_What the task requires_
Here is a listing. Repeat it exactly and in its entirety.

#### Supplied material

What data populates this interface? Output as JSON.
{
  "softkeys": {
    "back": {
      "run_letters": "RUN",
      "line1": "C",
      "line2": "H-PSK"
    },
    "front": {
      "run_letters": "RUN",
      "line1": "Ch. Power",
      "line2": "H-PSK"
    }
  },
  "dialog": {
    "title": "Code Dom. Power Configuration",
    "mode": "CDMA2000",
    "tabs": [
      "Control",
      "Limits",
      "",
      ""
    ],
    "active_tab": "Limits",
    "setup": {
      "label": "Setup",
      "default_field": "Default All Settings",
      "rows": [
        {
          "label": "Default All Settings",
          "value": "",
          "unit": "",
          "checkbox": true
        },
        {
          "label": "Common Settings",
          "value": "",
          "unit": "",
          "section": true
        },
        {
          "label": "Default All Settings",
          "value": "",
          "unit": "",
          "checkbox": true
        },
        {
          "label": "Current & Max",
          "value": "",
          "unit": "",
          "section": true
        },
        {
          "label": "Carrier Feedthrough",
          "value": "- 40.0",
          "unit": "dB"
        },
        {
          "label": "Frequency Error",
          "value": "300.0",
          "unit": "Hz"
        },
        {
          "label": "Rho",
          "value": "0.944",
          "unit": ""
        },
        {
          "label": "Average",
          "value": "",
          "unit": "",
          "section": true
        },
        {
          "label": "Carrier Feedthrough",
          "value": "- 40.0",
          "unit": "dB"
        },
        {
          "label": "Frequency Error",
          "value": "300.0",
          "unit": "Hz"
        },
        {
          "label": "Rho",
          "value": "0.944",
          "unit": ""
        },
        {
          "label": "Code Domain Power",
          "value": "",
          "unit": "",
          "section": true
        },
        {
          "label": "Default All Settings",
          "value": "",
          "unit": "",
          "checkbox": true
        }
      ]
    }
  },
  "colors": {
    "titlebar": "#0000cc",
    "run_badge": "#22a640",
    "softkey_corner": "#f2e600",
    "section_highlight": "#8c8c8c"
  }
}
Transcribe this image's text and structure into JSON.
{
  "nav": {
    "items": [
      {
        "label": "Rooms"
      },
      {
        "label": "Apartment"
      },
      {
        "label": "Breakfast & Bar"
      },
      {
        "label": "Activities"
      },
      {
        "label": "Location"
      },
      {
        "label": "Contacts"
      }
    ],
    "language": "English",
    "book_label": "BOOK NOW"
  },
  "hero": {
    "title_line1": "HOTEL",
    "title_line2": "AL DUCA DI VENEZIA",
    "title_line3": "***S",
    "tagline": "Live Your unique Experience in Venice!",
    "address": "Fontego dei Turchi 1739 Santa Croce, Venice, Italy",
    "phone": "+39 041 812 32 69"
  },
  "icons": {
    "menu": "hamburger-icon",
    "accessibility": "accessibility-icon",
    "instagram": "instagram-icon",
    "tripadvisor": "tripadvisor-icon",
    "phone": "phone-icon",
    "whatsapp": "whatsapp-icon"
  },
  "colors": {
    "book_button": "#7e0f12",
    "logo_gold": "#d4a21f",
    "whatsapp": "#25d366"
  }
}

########

_Response to this exercise_
What data populates this interface? Output as JSON.
{
  "softkeys": {
    "back": {
      "run_letters": "RUN",
      "line1": "C",
      "line2": "H-PSK"
    },
    "front": {
      "run_letters": "RUN",
      "line1": "Ch. Power",
      "line2": "H-PSK"
    }
  },
  "dialog": {
    "title": "Code Dom. Power Configuration",
    "mode": "CDMA2000",
    "tabs": [
      "Control",
      "Limits",
      "",
      ""
    ],
    "active_tab": "Limits",
    "setup": {
      "label": "Setup",
      "default_field": "Default All Settings",
      "rows": [
        {
          "label": "Default All Settings",
          "value": "",
          "unit": "",
          "checkbox": true
        },
        {
          "label": "Common Settings",
          "value": "",
          "unit": "",
          "section": true
        },
        {
          "label": "Default All Settings",
          "value": "",
          "unit": "",
          "checkbox": true
        },
        {
          "label": "Current & Max",
          "value": "",
          "unit": "",
          "section": true
        },
        {
          "label": "Carrier Feedthrough",
          "value": "- 40.0",
          "unit": "dB"
        },
        {
          "label": "Frequency Error",
          "value": "300.0",
          "unit": "Hz"
        },
        {
          "label": "Rho",
          "value": "0.944",
          "unit": ""
        },
        {
          "label": "Average",
          "value": "",
          "unit": "",
          "section": true
        },
        {
          "label": "Carrier Feedthrough",
          "value": "- 40.0",
          "unit": "dB"
        },
        {
          "label": "Frequency Error",
          "value": "300.0",
          "unit": "Hz"
        },
        {
          "label": "Rho",
          "value": "0.944",
          "unit": ""
        },
        {
          "label": "Code Domain Power",
          "value": "",
          "unit": "",
          "section": true
        },
        {
          "label": "Default All Settings",
          "value": "",
          "unit": "",
          "checkbox": true
        }
      ]
    }
  },
  "colors": {
    "titlebar": "#0000cc",
    "run_badge": "#22a640",
    "softkey_corner": "#f2e600",
    "section_highlight": "#8c8c8c"
  }
}
Transcribe this image's text and structure into JSON.
{
  "nav": {
    "items": [
      {
        "label": "Rooms"
      },
      {
        "label": "Apartment"
      },
      {
        "label": "Breakfast & Bar"
      },
      {
        "label": "Activities"
      },
      {
        "label": "Location"
      },
      {
        "label": "Contacts"
      }
    ],
    "language": "English",
    "book_label": "BOOK NOW"
  },
  "hero": {
    "title_line1": "HOTEL",
    "title_line2": "AL DUCA DI VENEZIA",
    "title_line3": "***S",
    "tagline": "Live Your unique Experience in Venice!",
    "address": "Fontego dei Turchi 1739 Santa Croce, Venice, Italy",
    "phone": "+39 041 812 32 69"
  },
  "icons": {
    "menu": "hamburger-icon",
    "accessibility": "accessibility-icon",
    "instagram": "instagram-icon",
    "tripadvisor": "tripadvisor-icon",
    "phone": "phone-icon",
    "whatsapp": "whatsapp-icon"
  },
  "colors": {
    "book_button": "#7e0f12",
    "logo_gold": "#d4a21f",
    "whatsapp": "#25d366"
  }
}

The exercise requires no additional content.